**GIVEN DATA**

----------

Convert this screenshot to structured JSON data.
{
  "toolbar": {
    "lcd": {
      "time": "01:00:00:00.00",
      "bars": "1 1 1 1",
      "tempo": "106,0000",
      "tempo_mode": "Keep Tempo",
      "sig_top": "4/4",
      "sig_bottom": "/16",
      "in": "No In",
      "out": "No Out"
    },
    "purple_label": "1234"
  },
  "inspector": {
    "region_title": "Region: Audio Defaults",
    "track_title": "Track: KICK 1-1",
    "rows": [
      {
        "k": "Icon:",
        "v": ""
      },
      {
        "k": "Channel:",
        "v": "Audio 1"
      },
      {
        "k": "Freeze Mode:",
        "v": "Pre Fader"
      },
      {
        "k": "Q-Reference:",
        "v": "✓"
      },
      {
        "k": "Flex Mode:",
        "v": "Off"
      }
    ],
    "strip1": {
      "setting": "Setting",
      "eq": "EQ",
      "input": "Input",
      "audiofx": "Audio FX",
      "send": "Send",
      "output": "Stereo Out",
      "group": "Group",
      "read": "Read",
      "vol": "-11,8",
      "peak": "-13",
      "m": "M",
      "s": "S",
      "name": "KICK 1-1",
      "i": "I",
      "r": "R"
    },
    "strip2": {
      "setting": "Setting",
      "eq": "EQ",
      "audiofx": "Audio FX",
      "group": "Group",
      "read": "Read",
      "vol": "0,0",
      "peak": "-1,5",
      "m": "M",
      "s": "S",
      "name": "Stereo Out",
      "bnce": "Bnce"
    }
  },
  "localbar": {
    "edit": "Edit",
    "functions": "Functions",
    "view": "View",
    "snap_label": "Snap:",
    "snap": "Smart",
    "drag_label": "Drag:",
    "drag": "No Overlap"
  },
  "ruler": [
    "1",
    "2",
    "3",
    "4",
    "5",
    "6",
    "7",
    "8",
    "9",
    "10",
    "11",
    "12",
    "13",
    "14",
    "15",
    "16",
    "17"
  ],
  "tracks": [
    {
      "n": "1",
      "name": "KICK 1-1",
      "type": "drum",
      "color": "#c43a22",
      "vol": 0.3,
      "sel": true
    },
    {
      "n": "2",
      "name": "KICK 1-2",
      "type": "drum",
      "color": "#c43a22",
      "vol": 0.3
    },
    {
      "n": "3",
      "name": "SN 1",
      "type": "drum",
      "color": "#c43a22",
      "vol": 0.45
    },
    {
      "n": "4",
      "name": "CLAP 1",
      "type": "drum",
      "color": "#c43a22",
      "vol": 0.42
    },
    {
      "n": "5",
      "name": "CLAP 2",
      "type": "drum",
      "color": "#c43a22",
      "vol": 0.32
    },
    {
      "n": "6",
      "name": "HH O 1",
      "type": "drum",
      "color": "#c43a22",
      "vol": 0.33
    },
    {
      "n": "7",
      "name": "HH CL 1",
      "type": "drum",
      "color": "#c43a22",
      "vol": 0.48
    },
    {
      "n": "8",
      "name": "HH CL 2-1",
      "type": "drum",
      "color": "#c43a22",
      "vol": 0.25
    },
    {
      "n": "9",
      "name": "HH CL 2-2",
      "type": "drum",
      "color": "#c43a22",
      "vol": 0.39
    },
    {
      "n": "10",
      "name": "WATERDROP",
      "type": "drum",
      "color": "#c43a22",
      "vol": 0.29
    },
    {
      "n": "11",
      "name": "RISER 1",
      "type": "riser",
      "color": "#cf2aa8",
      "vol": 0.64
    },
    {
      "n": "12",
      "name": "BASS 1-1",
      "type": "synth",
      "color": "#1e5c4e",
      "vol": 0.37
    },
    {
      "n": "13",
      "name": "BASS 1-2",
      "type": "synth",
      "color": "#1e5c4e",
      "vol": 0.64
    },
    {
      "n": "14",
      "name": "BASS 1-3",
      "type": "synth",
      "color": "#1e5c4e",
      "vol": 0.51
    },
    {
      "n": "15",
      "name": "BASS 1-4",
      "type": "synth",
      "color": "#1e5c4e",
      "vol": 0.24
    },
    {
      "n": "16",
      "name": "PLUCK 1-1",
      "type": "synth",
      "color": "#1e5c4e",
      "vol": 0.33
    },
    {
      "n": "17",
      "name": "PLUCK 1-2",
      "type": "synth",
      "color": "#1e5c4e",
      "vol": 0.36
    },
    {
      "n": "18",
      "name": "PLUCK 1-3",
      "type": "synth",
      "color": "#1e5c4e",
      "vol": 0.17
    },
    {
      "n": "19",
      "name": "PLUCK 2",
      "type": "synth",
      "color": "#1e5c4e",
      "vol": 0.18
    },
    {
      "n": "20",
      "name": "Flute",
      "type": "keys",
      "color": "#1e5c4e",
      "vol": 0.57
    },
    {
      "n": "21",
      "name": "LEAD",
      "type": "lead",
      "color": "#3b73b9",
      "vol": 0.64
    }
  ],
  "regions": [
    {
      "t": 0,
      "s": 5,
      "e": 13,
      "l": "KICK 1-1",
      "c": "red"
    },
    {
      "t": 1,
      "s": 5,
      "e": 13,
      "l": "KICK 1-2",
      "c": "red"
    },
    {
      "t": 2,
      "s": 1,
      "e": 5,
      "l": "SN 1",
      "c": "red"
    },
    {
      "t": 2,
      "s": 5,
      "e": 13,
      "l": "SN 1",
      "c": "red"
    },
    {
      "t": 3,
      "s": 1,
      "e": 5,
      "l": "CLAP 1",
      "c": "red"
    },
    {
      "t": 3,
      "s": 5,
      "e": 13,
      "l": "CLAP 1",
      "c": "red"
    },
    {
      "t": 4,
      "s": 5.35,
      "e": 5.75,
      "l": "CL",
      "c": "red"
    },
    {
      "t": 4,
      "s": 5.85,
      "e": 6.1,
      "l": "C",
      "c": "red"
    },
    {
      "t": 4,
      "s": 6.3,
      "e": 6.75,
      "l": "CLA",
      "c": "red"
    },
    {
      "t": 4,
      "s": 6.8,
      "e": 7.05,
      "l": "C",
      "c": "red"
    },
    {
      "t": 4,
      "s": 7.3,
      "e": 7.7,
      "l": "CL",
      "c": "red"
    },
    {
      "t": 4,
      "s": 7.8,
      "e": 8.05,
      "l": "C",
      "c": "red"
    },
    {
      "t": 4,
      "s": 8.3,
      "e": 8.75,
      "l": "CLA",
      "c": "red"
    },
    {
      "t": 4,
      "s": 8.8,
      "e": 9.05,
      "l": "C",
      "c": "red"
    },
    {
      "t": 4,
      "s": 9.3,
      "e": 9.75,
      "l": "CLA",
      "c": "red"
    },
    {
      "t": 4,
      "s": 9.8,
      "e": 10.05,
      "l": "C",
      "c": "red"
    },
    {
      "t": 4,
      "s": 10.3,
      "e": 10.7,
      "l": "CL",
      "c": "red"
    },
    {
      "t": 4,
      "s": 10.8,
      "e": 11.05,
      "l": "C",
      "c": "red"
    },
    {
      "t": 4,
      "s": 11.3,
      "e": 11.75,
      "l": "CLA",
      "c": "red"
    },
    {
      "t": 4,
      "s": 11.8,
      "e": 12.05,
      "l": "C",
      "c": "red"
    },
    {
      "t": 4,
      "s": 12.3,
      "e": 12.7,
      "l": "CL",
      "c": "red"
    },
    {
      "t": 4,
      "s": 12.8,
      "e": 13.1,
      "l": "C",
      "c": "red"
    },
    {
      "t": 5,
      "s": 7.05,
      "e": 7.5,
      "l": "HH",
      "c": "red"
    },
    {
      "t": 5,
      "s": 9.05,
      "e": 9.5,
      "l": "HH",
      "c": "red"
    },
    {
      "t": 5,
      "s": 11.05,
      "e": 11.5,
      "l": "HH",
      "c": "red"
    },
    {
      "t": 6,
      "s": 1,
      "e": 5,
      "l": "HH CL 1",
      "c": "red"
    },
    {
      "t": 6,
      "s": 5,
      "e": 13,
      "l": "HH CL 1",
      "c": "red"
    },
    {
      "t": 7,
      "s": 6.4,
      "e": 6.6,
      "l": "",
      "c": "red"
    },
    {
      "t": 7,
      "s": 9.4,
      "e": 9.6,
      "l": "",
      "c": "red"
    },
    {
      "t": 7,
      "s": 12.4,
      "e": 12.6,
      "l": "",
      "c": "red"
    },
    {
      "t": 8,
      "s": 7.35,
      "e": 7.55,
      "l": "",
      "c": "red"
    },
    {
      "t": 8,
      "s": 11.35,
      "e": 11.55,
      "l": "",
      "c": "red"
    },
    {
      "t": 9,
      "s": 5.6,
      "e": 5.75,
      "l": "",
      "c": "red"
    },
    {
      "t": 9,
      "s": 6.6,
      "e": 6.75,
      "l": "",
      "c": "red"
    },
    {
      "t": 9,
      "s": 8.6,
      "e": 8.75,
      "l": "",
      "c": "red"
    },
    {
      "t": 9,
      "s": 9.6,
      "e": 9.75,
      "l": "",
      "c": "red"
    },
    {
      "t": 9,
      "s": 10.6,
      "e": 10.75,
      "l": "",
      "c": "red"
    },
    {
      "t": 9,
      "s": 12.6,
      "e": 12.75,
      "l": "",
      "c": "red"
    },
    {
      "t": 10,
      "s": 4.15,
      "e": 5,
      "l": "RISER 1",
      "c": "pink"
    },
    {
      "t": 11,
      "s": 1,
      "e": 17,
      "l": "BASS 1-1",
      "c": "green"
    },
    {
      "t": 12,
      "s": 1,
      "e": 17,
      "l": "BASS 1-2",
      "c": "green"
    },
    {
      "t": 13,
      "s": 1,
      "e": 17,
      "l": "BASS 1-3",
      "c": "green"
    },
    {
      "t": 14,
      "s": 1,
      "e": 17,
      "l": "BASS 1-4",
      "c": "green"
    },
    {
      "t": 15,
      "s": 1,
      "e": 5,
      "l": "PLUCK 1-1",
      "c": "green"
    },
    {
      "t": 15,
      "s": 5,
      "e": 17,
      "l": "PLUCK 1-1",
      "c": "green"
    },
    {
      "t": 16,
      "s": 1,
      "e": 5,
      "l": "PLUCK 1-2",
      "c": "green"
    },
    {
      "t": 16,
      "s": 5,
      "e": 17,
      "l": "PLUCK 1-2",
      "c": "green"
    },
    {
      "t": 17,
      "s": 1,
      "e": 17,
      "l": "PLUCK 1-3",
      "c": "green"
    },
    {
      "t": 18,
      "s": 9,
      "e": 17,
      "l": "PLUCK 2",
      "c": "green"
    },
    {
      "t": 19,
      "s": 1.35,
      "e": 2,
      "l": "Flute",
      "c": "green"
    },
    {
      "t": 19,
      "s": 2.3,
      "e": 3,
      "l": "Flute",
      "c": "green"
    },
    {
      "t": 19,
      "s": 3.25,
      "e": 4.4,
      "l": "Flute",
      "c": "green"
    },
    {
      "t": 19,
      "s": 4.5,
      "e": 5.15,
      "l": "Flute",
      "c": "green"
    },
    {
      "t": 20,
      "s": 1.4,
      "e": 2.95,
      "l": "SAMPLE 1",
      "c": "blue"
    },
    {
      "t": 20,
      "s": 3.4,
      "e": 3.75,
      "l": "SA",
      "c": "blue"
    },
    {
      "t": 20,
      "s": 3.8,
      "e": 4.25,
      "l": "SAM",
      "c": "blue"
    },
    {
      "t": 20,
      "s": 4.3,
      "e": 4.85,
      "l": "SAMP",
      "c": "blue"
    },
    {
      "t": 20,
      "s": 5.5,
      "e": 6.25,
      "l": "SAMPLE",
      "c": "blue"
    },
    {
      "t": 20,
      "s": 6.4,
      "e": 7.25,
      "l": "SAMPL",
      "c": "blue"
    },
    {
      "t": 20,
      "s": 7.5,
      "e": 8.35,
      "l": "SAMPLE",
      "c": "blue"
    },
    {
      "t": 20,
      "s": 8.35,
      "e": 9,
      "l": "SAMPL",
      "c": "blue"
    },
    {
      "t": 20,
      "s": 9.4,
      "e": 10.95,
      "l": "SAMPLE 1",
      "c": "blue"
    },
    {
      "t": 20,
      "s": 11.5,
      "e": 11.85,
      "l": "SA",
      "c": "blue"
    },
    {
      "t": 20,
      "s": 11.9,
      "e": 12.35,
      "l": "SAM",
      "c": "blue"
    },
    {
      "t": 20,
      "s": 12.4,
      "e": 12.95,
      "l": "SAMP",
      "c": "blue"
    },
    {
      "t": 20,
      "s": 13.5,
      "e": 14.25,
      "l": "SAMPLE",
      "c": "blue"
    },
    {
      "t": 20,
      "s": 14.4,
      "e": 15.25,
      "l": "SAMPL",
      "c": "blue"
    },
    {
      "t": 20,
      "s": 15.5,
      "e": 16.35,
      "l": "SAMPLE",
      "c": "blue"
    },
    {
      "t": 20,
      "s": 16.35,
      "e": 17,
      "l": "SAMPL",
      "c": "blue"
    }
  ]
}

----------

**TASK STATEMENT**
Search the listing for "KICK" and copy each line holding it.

**RESPONSE AREA**
    "track_title": "Track: KICK 1-1",
      "name": "KICK 1-1",
      "name": "KICK 1-1",
      "name": "KICK 1-2",
      "l": "KICK 1-1",
      "l": "KICK 1-2",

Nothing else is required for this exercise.